Pharmaceutical company: Mitsubishi Tanabe
Length on treatment: 16 weeks
Treatment: Oral (pills)
Number of appointments: 7-9 
Arrangements: Includes Travel/hotel/food
Stipend: Each participant will receive a stipend
Locations: New York City, NY/Winston-Salem, NC/Miami, FL/Galveston, TX/Salt Lake City, UT/San Francisco, CA 
How many participants do we need: 102!!!

Please contact the APF at 1.866.APF.3635 if you are interested in participating.

"Remember...Research is the key to YOUR cure!"
Each Step Toward Finding an Effective Treatment is Important!

Website Update!

You are now able to access the new website from any browser and on any device at

Thank you to our members, industry partners, and our brilliant physicians for making this update possible!

Patient Education and Support Meetings coming your way. Contact the APF today to RSVP! We look forward to seeing you there.

Patient Education and Support Meeting - San Francisco

UCSF Medical Center | 505 Parnassus Ave.| Room: S-157| San Francisco, CA 94143
11/11/18 5:30pm - 11/11/18 7:00pm
Seating is limited. Please RSVP Today!!

Patient Education and Support Meeting - San Diego

Double Tree Hotel - San Diego - Hotel Circle | 1515 Hotel Circle South | San Diego, CA 92108 |
11/11/18 5:30pm - 11/11/18 7:00pm
Room: SOLANA | Please RSVP Today! Please note that there will be a Porphyria Specialist on site.

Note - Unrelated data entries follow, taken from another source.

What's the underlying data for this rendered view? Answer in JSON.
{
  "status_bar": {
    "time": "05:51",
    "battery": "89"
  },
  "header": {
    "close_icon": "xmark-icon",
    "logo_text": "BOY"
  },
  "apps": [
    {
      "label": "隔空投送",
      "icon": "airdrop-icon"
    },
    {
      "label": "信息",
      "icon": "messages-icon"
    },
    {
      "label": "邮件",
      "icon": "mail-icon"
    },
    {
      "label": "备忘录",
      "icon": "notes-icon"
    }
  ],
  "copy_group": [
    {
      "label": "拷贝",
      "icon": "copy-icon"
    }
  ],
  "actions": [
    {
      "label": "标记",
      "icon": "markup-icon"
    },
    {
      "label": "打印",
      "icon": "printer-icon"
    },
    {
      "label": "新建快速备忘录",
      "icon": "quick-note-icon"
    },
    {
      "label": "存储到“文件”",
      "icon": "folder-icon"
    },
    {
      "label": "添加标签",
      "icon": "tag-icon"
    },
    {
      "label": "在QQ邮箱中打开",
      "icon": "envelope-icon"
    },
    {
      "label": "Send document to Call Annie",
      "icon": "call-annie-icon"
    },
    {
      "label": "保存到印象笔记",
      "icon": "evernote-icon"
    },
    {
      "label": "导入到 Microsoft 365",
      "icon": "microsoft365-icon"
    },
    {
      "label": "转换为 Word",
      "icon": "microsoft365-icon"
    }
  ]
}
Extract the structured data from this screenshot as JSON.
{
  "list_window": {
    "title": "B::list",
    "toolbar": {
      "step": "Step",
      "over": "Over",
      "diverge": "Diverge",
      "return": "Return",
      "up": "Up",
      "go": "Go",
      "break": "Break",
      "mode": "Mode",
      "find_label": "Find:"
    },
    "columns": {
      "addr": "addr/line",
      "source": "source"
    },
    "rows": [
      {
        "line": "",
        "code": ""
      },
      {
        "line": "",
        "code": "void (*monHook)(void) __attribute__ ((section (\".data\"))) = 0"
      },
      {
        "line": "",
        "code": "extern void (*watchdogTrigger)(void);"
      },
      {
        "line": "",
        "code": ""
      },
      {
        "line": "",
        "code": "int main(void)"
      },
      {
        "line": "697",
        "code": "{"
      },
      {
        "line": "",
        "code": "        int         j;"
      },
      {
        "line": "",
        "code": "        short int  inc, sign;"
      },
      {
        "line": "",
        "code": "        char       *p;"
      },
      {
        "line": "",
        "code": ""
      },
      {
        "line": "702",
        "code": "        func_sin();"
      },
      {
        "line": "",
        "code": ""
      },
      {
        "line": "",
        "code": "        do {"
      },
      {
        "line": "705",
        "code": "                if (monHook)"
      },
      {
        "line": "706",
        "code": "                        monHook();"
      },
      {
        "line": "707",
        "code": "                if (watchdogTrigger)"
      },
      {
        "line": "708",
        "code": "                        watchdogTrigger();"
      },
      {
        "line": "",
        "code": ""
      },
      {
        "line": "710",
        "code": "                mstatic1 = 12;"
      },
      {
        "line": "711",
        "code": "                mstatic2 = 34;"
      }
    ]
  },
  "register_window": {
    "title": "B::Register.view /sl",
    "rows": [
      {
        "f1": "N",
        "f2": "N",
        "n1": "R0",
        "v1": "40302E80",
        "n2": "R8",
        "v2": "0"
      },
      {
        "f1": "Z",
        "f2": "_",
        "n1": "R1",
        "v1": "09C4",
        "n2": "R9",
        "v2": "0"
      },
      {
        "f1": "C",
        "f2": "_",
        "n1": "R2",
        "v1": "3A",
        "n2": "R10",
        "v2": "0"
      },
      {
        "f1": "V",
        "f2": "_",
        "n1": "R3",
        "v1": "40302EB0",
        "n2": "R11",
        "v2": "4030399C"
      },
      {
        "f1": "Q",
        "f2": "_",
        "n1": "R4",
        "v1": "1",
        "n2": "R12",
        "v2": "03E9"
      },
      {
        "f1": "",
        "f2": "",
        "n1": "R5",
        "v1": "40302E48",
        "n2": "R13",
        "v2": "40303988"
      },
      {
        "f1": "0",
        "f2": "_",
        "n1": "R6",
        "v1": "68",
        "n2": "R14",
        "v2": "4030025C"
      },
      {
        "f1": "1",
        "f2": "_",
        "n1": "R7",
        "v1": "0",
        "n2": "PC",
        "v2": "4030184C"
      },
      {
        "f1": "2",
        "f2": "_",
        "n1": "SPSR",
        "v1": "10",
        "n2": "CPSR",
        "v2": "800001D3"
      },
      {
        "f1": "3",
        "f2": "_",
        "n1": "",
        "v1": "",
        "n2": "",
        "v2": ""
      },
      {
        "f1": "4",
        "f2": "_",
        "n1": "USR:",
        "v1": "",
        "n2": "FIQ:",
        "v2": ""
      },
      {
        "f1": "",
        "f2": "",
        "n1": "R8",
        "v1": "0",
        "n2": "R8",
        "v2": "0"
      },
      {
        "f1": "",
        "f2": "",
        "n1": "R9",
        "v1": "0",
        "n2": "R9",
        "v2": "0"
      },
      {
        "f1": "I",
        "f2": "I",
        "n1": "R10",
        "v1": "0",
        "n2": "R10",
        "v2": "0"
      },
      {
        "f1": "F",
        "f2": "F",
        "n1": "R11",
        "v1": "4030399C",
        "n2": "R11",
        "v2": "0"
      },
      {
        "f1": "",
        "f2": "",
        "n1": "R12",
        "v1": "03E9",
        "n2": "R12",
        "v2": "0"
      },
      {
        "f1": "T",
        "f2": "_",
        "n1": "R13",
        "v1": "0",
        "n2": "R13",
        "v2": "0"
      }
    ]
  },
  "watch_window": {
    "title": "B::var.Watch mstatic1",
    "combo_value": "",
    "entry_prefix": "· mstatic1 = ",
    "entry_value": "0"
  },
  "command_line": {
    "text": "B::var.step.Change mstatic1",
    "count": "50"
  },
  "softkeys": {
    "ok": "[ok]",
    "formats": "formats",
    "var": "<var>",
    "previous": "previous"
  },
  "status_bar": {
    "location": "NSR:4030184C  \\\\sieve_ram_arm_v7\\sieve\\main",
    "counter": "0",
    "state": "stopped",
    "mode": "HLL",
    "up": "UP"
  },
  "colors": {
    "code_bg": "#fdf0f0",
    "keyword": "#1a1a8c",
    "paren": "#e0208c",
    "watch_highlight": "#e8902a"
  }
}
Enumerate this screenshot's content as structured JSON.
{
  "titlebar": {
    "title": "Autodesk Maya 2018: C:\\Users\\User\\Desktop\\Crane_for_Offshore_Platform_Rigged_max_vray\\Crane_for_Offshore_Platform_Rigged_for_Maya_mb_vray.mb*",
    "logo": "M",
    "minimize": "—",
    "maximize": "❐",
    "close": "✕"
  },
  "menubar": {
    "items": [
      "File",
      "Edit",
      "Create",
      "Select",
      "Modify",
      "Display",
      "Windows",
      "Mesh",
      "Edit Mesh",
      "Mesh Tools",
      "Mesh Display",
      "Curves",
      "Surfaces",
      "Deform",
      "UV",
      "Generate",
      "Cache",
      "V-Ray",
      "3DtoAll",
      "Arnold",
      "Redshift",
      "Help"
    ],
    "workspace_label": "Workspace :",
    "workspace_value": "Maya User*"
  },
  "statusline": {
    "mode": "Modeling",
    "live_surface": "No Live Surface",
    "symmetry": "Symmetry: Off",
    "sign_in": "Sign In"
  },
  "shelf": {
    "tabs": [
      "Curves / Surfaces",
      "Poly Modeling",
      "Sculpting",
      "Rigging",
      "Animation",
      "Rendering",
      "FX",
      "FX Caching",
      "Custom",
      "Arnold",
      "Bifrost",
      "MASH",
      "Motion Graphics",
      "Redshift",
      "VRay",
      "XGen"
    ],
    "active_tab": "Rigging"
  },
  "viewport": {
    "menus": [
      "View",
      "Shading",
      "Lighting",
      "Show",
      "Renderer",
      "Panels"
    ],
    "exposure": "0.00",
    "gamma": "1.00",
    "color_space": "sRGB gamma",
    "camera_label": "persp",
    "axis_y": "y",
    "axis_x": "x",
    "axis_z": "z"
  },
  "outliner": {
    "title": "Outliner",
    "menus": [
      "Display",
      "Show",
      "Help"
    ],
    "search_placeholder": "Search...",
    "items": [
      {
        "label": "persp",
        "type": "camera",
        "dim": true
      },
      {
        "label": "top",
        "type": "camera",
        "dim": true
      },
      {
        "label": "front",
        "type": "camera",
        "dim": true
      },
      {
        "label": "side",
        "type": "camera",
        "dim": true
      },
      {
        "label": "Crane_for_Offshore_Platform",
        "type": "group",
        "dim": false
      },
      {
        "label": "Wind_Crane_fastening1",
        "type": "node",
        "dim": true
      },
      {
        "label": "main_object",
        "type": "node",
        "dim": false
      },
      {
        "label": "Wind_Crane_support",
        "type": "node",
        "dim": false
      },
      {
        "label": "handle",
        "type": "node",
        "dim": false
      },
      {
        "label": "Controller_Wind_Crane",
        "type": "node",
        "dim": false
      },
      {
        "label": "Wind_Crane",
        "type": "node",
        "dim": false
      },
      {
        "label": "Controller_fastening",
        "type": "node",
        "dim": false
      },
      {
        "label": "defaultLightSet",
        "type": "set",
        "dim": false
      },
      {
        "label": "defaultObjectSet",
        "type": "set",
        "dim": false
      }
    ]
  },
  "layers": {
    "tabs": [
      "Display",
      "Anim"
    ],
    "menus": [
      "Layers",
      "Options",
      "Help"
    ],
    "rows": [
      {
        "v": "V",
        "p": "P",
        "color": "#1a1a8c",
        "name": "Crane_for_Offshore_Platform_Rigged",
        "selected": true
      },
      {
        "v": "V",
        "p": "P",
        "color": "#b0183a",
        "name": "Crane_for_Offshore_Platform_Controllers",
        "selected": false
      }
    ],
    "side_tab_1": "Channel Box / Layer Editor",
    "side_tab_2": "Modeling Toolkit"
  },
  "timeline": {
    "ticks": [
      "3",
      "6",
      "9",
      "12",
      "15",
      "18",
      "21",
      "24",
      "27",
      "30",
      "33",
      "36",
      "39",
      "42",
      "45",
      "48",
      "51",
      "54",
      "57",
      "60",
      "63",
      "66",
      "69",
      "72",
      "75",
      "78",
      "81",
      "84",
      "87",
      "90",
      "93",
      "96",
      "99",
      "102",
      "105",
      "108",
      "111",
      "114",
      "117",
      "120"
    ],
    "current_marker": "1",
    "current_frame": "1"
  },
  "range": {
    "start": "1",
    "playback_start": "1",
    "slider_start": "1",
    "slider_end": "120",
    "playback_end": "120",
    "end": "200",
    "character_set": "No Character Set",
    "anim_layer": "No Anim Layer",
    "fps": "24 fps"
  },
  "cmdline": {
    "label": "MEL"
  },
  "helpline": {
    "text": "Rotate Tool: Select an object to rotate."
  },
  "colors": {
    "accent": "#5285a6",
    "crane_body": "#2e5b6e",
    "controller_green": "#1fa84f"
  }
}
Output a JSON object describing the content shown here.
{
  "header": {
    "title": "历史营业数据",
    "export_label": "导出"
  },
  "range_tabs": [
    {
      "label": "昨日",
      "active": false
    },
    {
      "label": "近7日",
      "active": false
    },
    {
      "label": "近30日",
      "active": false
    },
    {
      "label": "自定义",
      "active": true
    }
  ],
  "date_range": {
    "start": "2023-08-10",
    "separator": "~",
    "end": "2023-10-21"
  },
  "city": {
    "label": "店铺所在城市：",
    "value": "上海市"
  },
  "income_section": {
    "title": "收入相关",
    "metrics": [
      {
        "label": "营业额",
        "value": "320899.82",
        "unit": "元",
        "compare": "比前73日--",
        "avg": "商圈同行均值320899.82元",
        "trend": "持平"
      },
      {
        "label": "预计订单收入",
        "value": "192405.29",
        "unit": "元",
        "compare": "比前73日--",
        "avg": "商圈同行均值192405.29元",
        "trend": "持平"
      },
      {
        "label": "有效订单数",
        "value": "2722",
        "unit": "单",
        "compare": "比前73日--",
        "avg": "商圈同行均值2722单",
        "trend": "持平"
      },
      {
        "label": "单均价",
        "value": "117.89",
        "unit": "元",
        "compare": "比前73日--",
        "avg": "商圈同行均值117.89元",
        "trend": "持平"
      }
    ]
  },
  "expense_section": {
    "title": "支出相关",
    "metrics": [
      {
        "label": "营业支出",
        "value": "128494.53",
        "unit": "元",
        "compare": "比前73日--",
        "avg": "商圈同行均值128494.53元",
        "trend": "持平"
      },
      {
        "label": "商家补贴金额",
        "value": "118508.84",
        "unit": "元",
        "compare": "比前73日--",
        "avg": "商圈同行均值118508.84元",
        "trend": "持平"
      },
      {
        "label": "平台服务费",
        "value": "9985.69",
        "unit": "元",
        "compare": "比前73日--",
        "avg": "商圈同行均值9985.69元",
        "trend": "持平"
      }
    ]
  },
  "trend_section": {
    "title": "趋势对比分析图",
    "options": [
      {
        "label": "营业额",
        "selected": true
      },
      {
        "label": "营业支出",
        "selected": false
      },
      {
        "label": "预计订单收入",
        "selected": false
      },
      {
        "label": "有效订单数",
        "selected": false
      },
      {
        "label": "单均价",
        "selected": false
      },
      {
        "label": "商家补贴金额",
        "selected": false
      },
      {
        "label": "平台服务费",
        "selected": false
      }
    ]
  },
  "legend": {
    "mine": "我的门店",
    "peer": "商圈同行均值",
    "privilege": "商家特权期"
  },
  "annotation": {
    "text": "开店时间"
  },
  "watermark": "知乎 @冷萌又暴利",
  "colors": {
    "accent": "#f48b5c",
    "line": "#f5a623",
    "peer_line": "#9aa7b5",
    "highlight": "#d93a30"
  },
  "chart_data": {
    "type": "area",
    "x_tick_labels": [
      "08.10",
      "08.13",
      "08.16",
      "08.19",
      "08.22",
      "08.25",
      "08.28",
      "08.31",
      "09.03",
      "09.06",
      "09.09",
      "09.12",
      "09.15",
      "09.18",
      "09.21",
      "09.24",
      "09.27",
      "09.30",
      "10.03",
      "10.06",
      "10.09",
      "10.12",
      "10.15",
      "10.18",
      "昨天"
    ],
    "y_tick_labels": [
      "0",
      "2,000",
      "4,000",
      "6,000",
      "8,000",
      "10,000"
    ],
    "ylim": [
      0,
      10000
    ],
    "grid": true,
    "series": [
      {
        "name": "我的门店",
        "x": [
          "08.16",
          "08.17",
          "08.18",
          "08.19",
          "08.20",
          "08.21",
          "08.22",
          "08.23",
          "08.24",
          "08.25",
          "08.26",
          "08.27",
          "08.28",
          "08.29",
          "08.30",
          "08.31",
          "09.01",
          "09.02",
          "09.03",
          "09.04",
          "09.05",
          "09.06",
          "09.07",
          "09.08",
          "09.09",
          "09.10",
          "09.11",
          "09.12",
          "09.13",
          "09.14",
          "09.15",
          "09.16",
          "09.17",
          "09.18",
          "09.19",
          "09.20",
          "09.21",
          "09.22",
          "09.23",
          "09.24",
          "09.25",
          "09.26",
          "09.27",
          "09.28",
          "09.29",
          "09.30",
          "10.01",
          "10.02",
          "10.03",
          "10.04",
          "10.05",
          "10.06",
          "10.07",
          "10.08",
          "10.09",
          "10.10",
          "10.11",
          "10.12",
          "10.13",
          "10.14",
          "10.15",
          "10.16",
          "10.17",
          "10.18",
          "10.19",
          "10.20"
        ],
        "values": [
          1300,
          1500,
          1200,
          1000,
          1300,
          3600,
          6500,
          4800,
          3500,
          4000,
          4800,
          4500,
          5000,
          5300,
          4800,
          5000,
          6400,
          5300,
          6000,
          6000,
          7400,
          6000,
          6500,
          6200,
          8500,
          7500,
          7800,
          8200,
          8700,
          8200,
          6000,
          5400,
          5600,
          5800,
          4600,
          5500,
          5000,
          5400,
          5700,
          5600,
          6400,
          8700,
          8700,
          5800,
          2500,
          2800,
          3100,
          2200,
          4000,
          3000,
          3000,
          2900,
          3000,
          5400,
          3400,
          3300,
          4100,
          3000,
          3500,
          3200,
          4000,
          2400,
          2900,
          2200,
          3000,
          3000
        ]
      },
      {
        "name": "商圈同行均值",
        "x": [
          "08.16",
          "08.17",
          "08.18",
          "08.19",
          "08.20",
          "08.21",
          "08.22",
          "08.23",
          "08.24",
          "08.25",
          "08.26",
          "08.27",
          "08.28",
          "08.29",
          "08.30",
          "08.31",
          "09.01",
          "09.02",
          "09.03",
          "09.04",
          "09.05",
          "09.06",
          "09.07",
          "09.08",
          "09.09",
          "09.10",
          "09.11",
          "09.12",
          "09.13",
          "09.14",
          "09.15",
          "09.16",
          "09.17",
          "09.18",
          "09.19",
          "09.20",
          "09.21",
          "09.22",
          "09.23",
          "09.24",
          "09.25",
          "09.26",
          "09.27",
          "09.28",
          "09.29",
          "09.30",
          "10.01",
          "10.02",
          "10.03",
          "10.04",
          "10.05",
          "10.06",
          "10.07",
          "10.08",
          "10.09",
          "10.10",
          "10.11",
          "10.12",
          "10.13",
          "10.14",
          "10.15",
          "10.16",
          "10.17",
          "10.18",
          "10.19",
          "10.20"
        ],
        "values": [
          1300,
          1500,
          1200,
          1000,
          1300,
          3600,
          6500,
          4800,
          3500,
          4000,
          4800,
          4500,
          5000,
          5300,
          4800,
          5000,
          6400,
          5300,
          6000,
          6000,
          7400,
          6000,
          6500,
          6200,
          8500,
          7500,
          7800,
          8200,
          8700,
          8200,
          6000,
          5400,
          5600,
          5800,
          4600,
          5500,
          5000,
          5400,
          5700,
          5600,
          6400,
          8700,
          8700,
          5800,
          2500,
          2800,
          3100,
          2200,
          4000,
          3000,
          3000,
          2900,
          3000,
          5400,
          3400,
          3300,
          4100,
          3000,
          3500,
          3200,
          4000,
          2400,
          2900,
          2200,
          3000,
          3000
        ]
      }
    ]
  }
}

We look forward to seeing you there!

Get Involved

Contact Information

Is your contact information up to date?
If not please give us a call @ 866-APF-3635 or Email to

American Porphyria Foundation| 1.866.APF.3635 |


"Remember....Research is the Key to Your Cure!"

What is δ-Aminolevulinic Acid Dehydratase Porphyria (ADP)?

What is δ-Aminolevulinic Acid Dehydratase Porphyria (ADP)? ADP is more severe than the other acute porphyrias and can present in childhoo...